Small box vanilla instant pudding mix

3/4 cup oil

4 eggs

7 ozs. Coca Cola or 7-Up (Marietta uses 7-Up)

Mix all ingredients one minute on low speed of mixer; then two minutes on medium speed. Bake in two or three greased and floured cake pans at 350 degrees for 25 minutes (times will vary with ovens and number of layers). Remove from pans to cool, according to package instructions.


20 oz. can undrained crushed pineapple

1 cup sugar

3 Tbsp. cornstarch

1 cup coconut

Cook pineapple, sugar and cornstarch until thick, stirring connstantly. Add coconut and spread beetween layers and on top only. -Marietta Riddle. Cabot


This recipe also comes from West Virginia, Marietta says, and is from a friend of the family. She says it stays moist and yummy and her granddaughters love it


1 box yellow cake mix (Duncan Hines)

6 oz. pkg. chocolate chips

8 oz. sour cream

Small box instant chocolate pudding

1/2 cup oil

3 eggs

3/4 cup water

Combine all ingredients, beating until well blended. Bake in a greased and floured tube pan or bundt pan at 350 for one hour.

-Marietta Riddle, Cabot


In answer to last week’s request for sweet pickled green tomatoes, one of Lonoke’s good cooks, Geneva Edmondson, sent her recipe.


1 gallon green tomatoes, washed, cored and quartered

3 large onions, chopped

4 green sweet peppers, chopped 2 or 3 hot peppers, chopped

4 cups apple cider vinegar

4 cups sugar

1 tsp. ground cloves 1 tsp. mace, optional Salt to taste

Cook over medium heat, stirring continuously but gently to distribute heat, until tomatoes change color. They should have a whitish cast. Pack and seal the mixture in hot sterile canning jars.

-Geneva Edmondson, Lonoke

(Note from Shelly: Food safety experts now recommend processing all pickle products in a boiling water bath to insure the safety of the food. Your County Extension Service has information on these procedures.)

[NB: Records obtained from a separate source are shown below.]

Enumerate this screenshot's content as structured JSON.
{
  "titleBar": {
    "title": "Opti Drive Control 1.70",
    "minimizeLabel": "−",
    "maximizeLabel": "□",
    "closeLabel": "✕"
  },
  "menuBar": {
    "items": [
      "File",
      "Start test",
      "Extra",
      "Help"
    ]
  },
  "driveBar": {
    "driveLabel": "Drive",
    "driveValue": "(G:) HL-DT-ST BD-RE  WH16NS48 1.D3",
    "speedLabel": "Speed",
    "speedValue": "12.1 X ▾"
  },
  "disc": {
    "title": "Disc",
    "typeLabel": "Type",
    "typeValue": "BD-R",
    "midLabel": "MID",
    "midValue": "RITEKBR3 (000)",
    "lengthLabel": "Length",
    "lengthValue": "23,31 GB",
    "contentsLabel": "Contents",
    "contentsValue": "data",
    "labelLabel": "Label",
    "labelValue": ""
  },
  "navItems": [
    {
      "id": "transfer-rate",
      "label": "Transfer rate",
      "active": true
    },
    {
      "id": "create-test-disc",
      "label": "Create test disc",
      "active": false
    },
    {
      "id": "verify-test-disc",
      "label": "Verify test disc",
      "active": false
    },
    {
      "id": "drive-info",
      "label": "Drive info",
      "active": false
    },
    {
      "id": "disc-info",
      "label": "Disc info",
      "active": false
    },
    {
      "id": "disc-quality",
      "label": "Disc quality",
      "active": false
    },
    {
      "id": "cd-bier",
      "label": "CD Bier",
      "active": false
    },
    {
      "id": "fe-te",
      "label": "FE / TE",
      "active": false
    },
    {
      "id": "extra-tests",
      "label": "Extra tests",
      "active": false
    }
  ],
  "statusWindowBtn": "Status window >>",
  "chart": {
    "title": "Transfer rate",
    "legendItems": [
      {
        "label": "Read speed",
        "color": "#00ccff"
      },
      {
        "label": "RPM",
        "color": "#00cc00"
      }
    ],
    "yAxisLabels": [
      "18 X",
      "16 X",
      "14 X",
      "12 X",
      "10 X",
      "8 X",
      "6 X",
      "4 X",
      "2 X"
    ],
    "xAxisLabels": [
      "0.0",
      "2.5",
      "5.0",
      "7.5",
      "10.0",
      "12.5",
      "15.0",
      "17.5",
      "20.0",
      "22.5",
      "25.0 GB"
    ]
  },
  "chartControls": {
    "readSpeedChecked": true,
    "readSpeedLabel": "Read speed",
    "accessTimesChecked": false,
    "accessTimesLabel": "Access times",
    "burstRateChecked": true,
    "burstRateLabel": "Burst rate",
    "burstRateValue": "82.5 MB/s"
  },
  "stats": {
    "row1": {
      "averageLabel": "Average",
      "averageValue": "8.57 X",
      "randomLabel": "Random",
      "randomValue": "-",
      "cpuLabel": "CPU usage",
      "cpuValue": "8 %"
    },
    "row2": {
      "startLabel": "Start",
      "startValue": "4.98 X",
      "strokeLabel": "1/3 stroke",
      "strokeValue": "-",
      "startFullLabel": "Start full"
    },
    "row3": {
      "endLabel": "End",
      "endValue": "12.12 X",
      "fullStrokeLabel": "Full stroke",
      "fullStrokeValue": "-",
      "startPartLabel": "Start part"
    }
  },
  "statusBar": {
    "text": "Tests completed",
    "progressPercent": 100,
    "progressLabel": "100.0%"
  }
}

This column is a recipe exchange to share favorite recipes - they need not be fancy or original, just good cooking that you and your family enjoy. Include all ingredients and instructions. Give amounts and measures as well as sizes of cans and packages. It is also helpful to know sizes of dishes or pans used. Include your name, city of residence and phone number, phone number will not be published but is needed should questions arise.

Send to:

1 - U.S Postal Service: mail to SHARING THE BEST, Cabot Star-Herald, P.O. Box 1058, Cabot, AR 72023.

Type or write clearly; if handwritten, please print.

2- email - send to, with "Sharing the Best" in the subject line.

Original photos of the recipe results are invited, but subject to space limitations. Photos must not be copyrighted.